Start of Block
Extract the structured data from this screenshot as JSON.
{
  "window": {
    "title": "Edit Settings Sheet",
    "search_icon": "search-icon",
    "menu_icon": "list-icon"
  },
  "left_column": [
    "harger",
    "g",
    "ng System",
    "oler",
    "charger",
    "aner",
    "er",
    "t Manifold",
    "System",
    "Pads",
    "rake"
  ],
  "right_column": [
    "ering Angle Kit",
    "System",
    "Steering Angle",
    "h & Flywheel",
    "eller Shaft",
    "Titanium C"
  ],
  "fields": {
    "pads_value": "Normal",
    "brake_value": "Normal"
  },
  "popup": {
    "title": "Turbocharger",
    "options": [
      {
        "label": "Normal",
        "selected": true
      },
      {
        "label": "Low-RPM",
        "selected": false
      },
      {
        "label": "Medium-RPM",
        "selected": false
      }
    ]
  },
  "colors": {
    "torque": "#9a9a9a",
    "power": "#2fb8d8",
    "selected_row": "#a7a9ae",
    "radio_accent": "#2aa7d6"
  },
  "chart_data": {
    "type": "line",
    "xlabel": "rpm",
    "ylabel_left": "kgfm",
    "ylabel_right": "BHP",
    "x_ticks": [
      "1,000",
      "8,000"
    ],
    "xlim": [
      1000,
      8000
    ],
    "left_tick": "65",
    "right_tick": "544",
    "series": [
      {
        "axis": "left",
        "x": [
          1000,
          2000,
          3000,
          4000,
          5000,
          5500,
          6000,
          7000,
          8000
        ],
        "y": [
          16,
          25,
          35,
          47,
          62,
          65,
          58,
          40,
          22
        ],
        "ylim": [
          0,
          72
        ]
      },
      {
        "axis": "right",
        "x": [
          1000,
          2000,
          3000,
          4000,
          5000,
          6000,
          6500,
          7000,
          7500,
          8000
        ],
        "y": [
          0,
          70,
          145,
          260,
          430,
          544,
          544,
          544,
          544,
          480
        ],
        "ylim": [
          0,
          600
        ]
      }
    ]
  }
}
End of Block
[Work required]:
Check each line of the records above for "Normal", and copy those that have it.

[Solved problem]:
    "pads_value": "Normal",
    "brake_value": "Normal"
        "label": "Normal",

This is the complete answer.